The U.S. economy is slowing sharply.
Wall Street pundits are engaged in a lot of happy talk these days about how the economy is strengthening, promising a strong recovery into 2013. Several economists confidently forecast that the Gross Domestic Product (GDP) growth next year will hit 3 percent or more. They anticipate a substantial increase in consumer spending will help sustain the rebounds in housing and autos, and an improvement in household net worth. The latest improvement in the unemployment rate, down two ticks to 7.7 percent, despite the impact of Hurricane Sandy, would appear to support this optimism.
But while these are positives, to me the fundamentals of the economy in the 3rd quarter were not at all encouraging and will lead to a further slowdown in GDP in the 4th quarter and early next year.

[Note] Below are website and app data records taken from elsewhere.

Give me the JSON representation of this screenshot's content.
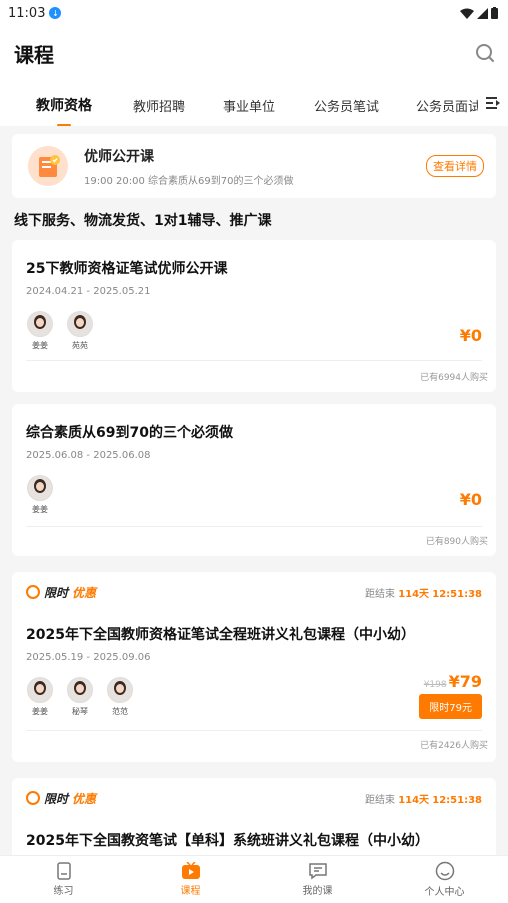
{
  "status": {
    "time": "11:03"
  },
  "header": {
    "title": "课程"
  },
  "tabs": [
    {
      "label": "教师资格",
      "active": true
    },
    {
      "label": "教师招聘",
      "active": false
    },
    {
      "label": "事业单位",
      "active": false
    },
    {
      "label": "公务员笔试",
      "active": false
    },
    {
      "label": "公务员面试",
      "active": false
    }
  ],
  "promo": {
    "title": "优师公开课",
    "subtitle": "19:00 20:00 综合素质从69到70的三个必须做",
    "button": "查看详情"
  },
  "section_banner": "线下服务、物流发货、1对1辅导、推广课",
  "courses": [
    {
      "title": "25下教师资格证笔试优师公开课",
      "date": "2024.04.21 - 2025.05.21",
      "teachers": [
        "姜姜",
        "苑苑"
      ],
      "price": "¥0",
      "buyers": "已有6994人购买"
    },
    {
      "title": "综合素质从69到70的三个必须做",
      "date": "2025.06.08 - 2025.06.08",
      "teachers": [
        "姜姜"
      ],
      "price": "¥0",
      "buyers": "已有890人购买"
    },
    {
      "badge_w1": "限时",
      "badge_w2": "优惠",
      "countdown_label": "距结束",
      "countdown_days": "114天",
      "countdown_time": "12:51:38",
      "title": "2025年下全国教师资格证笔试全程班讲义礼包课程（中小幼）",
      "date": "2025.05.19 - 2025.09.06",
      "teachers": [
        "姜姜",
        "秘琴",
        "范范"
      ],
      "old_price": "¥198",
      "price": "¥79",
      "deal_button": "限时79元",
      "buyers": "已有2426人购买"
    },
    {
      "badge_w1": "限时",
      "badge_w2": "优惠",
      "countdown_label": "距结束",
      "countdown_days": "114天",
      "countdown_time": "12:51:38",
      "title": "2025年下全国教资笔试【单科】系统班讲义礼包课程（中小幼）"
    }
  ],
  "bottom_nav": [
    {
      "label": "练习",
      "icon": "practice-icon",
      "active": false
    },
    {
      "label": "课程",
      "icon": "course-icon",
      "active": true
    },
    {
      "label": "我的课",
      "icon": "my-course-icon",
      "active": false
    },
    {
      "label": "个人中心",
      "icon": "profile-icon",
      "active": false
    }
  ],
  "colors": {
    "accent": "#ff7a00",
    "background": "#f5f5f5"
  }
}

It is true that the revised GDP for the 3rd quarter advanced at an annual rate of 3.1 percent, up from the previous reported 2 percent gain. But the factors that led to the upward revision in GDP -- growing inventories, higher federal spending and robust exports -- are not likely to continue. Inventory rebuilding alone accounted for almost 1 percent of 3rd quarter GDP. Given the impact of Sandy, and the heavy discounting by retailers, it's doubtful that consumer spending will hold up in the 4th quarter. In fact, consumer sales for the holiday season only increased 0.7 percent, the lowest increase since 2008, and the University of Michigan consumer sentiment dropped 10 points in December to a five-month low.
My greatest concern is that the GDP numbers reflect the fact that U.S. companies are continuing to hold back on their investment spending because of weak global demand and also because of the uncertainty associated with progress on averting the so-called the fiscal cliff. After growing almost 5 percent in the first six months of 2012, business investment fell 2 percent in the last quarter. Everywhere I go, I hear CEOs talking about cutting back on investment and orders because of the uncertainty over the budget and higher taxes.
You also see the economy slowing in the manufacturing sector and exports. The November ISM for manufacturing showed a decline to 49.5 percent, which is the lowest level in three years. Much of this reflects U.S. exports, which have been slowing for the last several quarters, largely because of the recession in Europe. The National Association of Manufacturers (NAM) fourth quarter survey found 84 percent of manufacturers say the political uncertainty associated with the fiscal cliff and sequestration was their biggest concern.
In sum, we're looking at the fundamentals of the economy generating roughly 1.5 percent GDP growth for this quarter. The continued likelihood that the fiscal cliff discussions will not be productive, either because action is taken only after confidence has been further ruptured, or that the fiscal constraints will drag down the economy further, could well drag the economy into negative growth in the 1st quarter.
Jerry Jasinowski, an economist and author, served as President of the National Association of Manufacturers for 14 years and later The Manufacturing Institute. Jerry is available for speaking engagements.